This fall, National Geographic issued a brand new book, their Bird Watcher’s Bible, which belongs in every bird watcher’s library. The cover says it’s a "complete treasury" including "science, know-how, beauty, and lore," and it fully lives up to that. It’s lavishly illustrated—when I slowly fanned through the pages, I did not see a single page that didn’t have at least one drawing or photo, and National Geographic’s designers did a great job of pulling it all into a gorgeous book. At 392 pages, it’s rather expensive—$40. I paid for my own copy, and it was worth every penny.
Large sections of the book were written by three of the best bird writers out there. Kimball Garret, a well-known birder and top ornithologist who manages collections at the Natural History Museum of Los Angeles County and is the lead author on the excellent Peterson field guide to warblers and important books about birding in California, wrote the sections in the Bird Watcher’s Bible on “The Anatomy of a Bird” and “The Life of a Bird.” Catherine Herbert Howell, who writes about natural history and contributed to three editions of National Geographic’s field guide to birds, wrote the chapters “Birds through the Ages” and “Science Discovers the Bird.”
Perhaps my favorite bird author of all, Scott Weidensaul, who was nominated for a Pulitzer for his exquisite Living on the Wind: Across the Hemisphere with Migratory Birds, wrote the rich introduction about “The Birds in Your World,” the detailed chapter on “Flight and Migration,” and a section, “Birdographies,” that includes brief portraits of 48 of the world’s favorite birds.
Two other chapters, “To Be a Birder” and “Bringing the Birds Back Home,” were put together by the fourth author and the book’s editor, Jonathan Alderfer, who is National Geographic’s birding consultant and a superb artist who contributed illustrations to four editions of the National Geographic field guide to birds. He’s also the co-author of the National Geographic Pocket Guide to Birds of North America that I just finished—our book will be out in spring, 2013.
Working with Jonathan Alderfer of course made me predisposed to like the Bird Watcher's Bible, but it stands fully on its own merits. As a matter of fact, from the moment I opened it, I kept thinking how much I wish I’d written it myself.

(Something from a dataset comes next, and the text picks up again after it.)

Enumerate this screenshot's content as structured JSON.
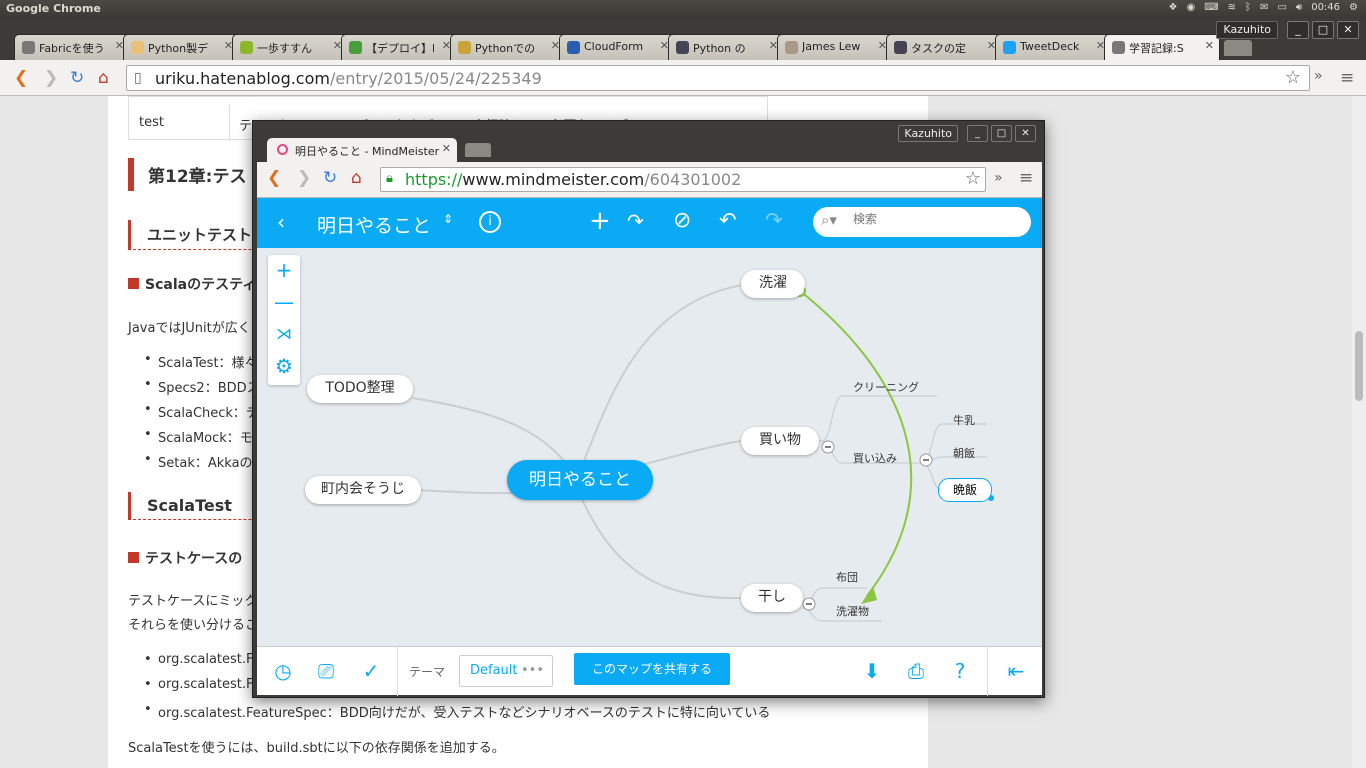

National Geographic’s Bird Watcher’s Bible is both fun and enlightening to read, lovely to look at, and provides a sound background in virtually every aspect of birds. No single book provides both the depth and breadth of information this book has, and the writing and illustrations are fun and extremely accessible. It’s a book I loved from start to finish.